At ad:tech Chicago, corporate social responsibility was mentioned as a hot trend. So I asked GM: What are you doing in this area?
Hummer and Red Cross was mentioned as an older example. After the meeting, I found GM's corporate responsibility site. This could be a huge area of opportunity, not just for GM, but for any company looking to make a different in their industry. [That's why we advise our clients to partner with charities and talk about how they're actively being responsible in areas like environmentalism.] GM says their plants are environmentally efficient and they use recycled materials. Consumers want to make smart choices; they more information they have, the better buying decisions they can make.
Video Messaging: How GM uses recycled materials
Because GM said the last six to eight months have changed so much, I asked what's new in media relations and communications. Traditionally, GM would bring in a large group of media for a car launch. Now, they're moving to more localized and regional hands-on events that save money and give the media better product access.

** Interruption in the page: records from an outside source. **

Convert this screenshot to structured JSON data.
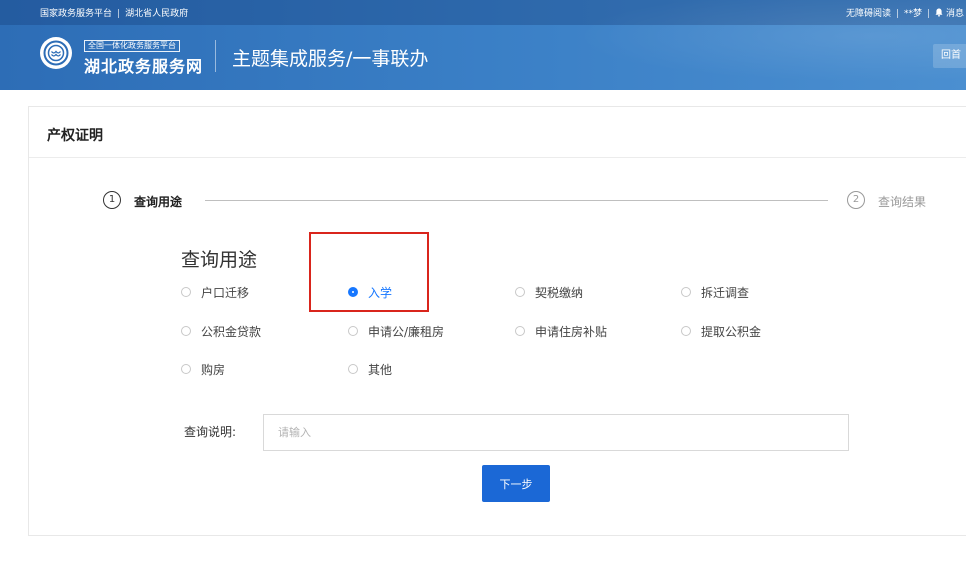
{
  "topbar": {
    "left_items": [
      "国家政务服务平台",
      "湖北省人民政府"
    ],
    "accessibility_label": "无障碍阅读",
    "user_name": "**梦",
    "messages_label": "消息"
  },
  "header": {
    "logo_small_text": "全国一体化政务服务平台",
    "logo_text": "湖北政务服务网",
    "title": "主题集成服务/一事联办",
    "home_button_label": "回首"
  },
  "card": {
    "title": "产权证明"
  },
  "steps": [
    {
      "number": "1",
      "label": "查询用途"
    },
    {
      "number": "2",
      "label": "查询结果"
    }
  ],
  "purpose": {
    "heading": "查询用途",
    "selected": "入学",
    "options": [
      "户口迁移",
      "入学",
      "契税缴纳",
      "拆迁调查",
      "公积金贷款",
      "申请公/廉租房",
      "申请住房补贴",
      "提取公积金",
      "购房",
      "其他"
    ]
  },
  "description": {
    "label": "查询说明:",
    "placeholder": "请输入",
    "value": ""
  },
  "next_button_label": "下一步",
  "colors": {
    "header_blue": "#2d6db6",
    "accent_blue": "#1677ff",
    "button_blue": "#1b68d6",
    "highlight_red": "#d9251c"
  }
}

Here's a look back at how GM managed bankruptcy crisis communications.
Thanks to MJ Tam of Chicagonista for putting me on the guest list and to GM for the honor of being at the table along with Liz Strauss, Hope Bertram, MJ Tam, Blagica Bottigliero and Jenny Pilar.
If you could have breakfast with any CEO, who would it be? What would you ask them?